Media bias is important as well; for instance, an attribution solution owned by one of the media channels you are measuring could have inherent bias. Once you have implemented the platform, you should be able to see every digital touch point.
2.0: The next step involves incorporating offline channels to build a complete picture of each step in the journey. As far as attribution solutions go, it’s really about making sure the data is feeding properly for all the channels you are incorporating.
To this end, continued maintenance is an important consideration. As your attribution data matures, you’ll need to keep the data clean and up to date through tagging.
Advanced data application with DMPs: Data Management Platforms, or DMPs, centralize your first-party data collected from online, offline and mobile channels, layer on third-party data and organize it into detailed customer segments. These segments can then be used in a ton of ways, not the least of which is enabling better targeting.
For data-driven marketing teams, DMPs have become a game-changer in the last few years, allowing us to understand prospects and customers in ways that were not previously possible without directly asking users for their data. Implementation of DMPs can be tricky, but the benefits far outweigh the costs.
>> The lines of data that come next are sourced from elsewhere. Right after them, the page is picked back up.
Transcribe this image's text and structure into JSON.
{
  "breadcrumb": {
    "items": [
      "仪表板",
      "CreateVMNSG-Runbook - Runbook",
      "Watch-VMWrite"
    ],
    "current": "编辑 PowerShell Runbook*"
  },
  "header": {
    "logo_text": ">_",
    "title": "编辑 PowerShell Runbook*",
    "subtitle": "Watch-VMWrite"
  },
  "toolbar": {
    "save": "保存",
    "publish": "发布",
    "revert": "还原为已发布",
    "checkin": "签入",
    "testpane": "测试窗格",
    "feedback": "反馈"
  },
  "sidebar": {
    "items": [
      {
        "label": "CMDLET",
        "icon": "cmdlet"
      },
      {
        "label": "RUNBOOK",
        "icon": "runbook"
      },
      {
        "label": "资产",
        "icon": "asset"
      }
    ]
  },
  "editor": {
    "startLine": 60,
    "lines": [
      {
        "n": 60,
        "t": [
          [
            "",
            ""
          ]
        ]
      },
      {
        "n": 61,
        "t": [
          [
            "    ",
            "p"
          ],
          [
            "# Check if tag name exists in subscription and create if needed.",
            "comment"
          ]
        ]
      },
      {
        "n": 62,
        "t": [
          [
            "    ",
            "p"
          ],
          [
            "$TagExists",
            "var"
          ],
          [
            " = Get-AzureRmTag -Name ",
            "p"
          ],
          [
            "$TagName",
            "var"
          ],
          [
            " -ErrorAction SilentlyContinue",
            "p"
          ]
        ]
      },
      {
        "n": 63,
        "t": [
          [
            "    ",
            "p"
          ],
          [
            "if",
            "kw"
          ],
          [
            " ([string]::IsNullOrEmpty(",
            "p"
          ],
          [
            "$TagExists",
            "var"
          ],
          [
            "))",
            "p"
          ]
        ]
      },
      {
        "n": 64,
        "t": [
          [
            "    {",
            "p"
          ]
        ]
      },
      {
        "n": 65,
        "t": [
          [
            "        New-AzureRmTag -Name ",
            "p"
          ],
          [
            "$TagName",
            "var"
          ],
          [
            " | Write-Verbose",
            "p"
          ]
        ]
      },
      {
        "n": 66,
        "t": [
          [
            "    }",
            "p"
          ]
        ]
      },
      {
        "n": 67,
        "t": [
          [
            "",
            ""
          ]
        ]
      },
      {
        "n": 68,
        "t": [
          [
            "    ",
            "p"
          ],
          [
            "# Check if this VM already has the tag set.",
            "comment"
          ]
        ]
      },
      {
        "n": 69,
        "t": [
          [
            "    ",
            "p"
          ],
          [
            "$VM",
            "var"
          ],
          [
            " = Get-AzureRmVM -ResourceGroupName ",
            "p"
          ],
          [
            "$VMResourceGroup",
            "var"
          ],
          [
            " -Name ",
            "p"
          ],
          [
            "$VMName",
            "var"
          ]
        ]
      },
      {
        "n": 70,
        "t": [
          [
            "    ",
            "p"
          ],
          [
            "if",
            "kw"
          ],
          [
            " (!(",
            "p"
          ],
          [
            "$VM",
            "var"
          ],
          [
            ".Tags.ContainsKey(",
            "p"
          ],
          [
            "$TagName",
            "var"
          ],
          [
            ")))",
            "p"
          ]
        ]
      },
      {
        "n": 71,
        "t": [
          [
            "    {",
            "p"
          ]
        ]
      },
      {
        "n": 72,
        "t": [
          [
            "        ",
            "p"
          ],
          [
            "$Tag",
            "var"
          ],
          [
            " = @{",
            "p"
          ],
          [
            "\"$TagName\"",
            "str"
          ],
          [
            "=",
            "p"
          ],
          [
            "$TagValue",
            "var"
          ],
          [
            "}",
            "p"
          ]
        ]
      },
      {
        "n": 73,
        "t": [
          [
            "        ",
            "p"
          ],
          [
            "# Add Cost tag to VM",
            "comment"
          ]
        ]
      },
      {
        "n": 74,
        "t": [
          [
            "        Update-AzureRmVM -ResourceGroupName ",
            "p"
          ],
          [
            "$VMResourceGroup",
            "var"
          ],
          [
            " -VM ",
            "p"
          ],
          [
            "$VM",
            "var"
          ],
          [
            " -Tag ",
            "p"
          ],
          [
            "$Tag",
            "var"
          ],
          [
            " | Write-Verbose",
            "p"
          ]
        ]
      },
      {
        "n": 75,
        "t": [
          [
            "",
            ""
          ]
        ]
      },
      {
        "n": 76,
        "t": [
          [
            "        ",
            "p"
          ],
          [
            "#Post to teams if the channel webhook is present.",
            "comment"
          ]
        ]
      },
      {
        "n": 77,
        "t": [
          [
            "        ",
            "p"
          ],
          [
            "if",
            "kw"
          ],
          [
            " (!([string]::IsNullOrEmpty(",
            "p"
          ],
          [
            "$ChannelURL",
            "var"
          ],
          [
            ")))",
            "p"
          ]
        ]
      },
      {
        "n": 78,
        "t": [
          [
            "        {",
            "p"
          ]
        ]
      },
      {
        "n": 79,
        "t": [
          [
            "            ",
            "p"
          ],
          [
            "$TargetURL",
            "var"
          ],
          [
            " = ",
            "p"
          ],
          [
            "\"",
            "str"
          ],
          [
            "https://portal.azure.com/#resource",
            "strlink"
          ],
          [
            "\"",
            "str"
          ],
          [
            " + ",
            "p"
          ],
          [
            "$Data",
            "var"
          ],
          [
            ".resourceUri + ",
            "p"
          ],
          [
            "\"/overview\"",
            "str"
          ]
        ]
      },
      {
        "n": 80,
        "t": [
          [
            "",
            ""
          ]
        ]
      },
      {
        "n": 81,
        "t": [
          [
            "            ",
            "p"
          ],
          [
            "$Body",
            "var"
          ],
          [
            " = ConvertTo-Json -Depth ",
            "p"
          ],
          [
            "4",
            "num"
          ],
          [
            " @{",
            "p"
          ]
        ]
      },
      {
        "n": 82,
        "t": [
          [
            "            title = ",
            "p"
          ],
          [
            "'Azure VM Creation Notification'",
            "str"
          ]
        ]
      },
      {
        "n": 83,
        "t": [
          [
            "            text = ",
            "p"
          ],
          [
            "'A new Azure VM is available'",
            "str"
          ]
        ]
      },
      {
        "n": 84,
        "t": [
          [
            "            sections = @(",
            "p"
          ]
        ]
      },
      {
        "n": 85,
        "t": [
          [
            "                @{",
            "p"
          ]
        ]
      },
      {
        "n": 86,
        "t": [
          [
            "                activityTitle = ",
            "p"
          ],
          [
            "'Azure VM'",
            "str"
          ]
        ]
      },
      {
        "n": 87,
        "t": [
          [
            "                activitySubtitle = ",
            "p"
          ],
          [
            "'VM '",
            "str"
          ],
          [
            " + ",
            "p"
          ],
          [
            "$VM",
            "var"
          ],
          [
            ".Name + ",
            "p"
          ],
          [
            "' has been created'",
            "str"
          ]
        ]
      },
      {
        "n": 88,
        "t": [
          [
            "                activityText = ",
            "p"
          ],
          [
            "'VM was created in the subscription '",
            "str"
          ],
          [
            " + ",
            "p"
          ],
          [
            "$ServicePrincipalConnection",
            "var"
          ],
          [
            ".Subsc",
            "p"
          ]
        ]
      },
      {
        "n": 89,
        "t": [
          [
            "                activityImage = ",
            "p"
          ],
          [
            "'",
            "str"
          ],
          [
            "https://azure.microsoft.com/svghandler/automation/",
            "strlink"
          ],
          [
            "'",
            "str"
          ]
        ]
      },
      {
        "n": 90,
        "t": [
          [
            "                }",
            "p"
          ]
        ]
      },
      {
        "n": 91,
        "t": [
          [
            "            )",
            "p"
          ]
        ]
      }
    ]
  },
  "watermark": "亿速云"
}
1.0: The first tier of DMP utilization involves gaining a deeper understanding of customer segments and profiles. This means getting the platform and all pages on the site and tracking conversions. From there, the DMP can be utilized to build and analyze those customer segments. These customer insights will provide a goldmine of knowledge that can be used widely — not only across all marketing initiatives but companywide.
2.0: The next level allows you to use the audiences you’ve created to inform targeting. This step involves adding micro-conversion events and incorporating traffic sources and offline data. With this information, you’re able to look at campaign performance that is specific to the audience targeting and use attribution to understand how placements and bids are performing for various segments, thereby allowing you to put more budget toward the audiences and channels that convert and less on those that don’t.
Marketing analytics will continue to evolve at a record pace, with AI and machine learning taking center stage to drive more of the experiences we feed our customers. Here are the major trends to look out for:
- Automated campaign bidding & targeting: Systems are getting better at determining how much needs to be spent to acquire customers, while accuracy for targeting lookalike audiences continues to increase.
- Personalization: Catering customized experiences to users based on all of the data and attributes we know about them to serve more relevant experiences.
- Dynamic creative: Feeding assets into the system and allowing it to decide what end users should be seeing based on how much exposure they’ve had to the brand, extended across all channels, including paid media channels.
- Customer scoring: Taking a customer’s likelihood to convert and predicted value, letting that determine what types of exposure they should receive and how often.
I hope you’ve gotten some good value out of our CMO audit series. It’s hard to say which subject is most important (or will be for the months and years to come), but it’s safe to say that the success of every initiative will come down, on some level, to data. Nail the analytics, and the path forward will be much clearer.
By the way, you can read the previous articles in this series here:
- Part 1: Customer journey — the greatest strategic need
- Part 2: Untangling the web of mobile technology
- Part 3: Media channels (it’s not what you think)
- Part 4: The convergence of UX and performance marketing
- Part 5: The rise of digital assistants